### [Problem details]
Sift the listing for lines that hold the string "image" and pull them out.
== Dataset ==
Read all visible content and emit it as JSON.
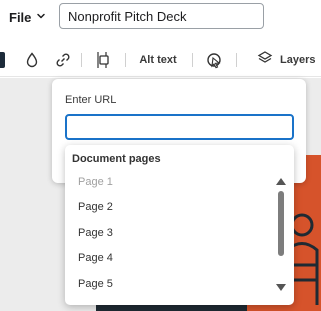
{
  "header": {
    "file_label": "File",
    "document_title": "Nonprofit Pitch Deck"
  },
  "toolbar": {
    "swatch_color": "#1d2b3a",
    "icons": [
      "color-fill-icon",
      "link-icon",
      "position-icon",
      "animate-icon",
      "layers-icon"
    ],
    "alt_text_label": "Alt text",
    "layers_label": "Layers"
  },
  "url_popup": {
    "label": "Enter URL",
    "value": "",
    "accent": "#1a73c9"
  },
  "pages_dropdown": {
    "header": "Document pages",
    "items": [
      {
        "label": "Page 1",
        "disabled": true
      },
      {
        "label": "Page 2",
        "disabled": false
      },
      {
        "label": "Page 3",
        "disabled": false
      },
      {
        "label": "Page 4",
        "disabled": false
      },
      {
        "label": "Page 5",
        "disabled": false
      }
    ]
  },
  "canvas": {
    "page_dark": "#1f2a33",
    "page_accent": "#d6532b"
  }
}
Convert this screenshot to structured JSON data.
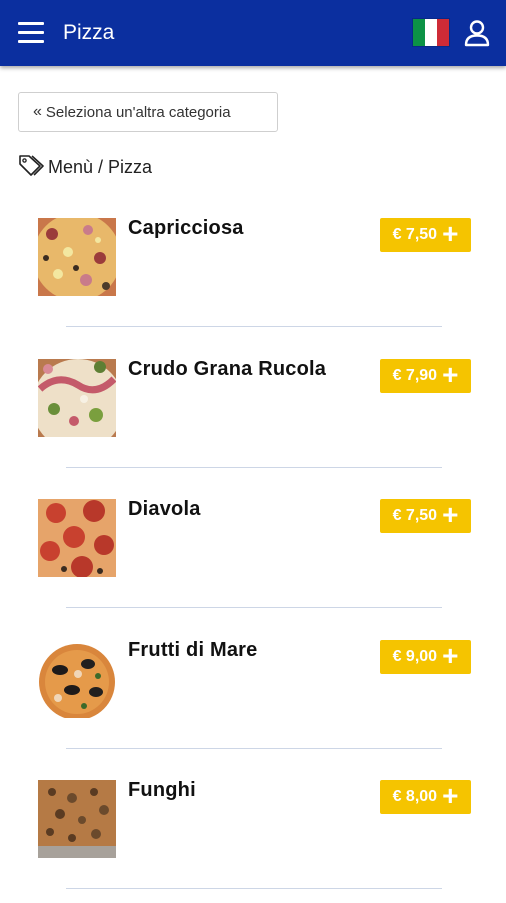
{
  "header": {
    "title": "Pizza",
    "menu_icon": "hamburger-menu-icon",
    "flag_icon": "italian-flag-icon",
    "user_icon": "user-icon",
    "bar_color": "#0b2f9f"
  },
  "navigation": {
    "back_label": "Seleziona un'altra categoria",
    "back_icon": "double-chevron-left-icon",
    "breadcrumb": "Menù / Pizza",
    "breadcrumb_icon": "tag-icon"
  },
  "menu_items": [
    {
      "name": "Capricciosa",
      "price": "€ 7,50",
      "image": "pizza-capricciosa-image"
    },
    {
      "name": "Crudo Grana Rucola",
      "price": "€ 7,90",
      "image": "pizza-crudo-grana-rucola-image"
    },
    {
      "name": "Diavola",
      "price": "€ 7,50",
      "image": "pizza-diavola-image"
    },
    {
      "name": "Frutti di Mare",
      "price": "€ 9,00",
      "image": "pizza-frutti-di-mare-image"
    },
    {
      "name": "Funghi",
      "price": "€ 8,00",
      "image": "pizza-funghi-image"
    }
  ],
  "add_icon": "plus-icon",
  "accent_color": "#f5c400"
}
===
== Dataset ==
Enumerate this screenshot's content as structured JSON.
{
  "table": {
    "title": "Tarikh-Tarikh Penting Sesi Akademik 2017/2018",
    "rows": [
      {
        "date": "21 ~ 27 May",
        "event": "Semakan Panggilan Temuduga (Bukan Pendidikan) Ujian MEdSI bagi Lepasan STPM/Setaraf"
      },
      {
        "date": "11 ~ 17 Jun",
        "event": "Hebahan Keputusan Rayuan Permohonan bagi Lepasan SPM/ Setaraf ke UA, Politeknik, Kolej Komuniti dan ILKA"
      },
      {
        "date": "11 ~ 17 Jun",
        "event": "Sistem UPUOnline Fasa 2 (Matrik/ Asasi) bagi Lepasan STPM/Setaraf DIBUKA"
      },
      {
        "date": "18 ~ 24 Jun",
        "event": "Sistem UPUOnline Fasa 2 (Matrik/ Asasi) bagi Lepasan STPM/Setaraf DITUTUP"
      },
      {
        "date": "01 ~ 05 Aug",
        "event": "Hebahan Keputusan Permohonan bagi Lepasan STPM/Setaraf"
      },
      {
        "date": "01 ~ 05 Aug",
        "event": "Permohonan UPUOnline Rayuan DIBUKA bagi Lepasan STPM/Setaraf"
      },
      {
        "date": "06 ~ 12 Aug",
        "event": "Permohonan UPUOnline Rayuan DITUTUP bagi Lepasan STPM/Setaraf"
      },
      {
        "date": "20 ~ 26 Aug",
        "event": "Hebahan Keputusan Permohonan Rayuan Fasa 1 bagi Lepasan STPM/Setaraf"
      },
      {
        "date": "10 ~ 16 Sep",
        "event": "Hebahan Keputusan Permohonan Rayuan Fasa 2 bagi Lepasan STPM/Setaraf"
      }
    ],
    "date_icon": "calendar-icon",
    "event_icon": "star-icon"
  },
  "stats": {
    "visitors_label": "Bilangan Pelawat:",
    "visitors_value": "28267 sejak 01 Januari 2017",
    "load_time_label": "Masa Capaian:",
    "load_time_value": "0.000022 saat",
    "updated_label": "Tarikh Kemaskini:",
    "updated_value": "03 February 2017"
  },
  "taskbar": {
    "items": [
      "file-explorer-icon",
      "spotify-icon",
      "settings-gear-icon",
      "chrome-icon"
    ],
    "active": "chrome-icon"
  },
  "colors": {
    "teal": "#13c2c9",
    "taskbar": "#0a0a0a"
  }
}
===
### [Answer section]
      "image": "pizza-capricciosa-image"
      "image": "pizza-crudo-grana-rucola-image"
      "image": "pizza-diavola-image"
      "image": "pizza-frutti-di-mare-image"
      "image": "pizza-funghi-image"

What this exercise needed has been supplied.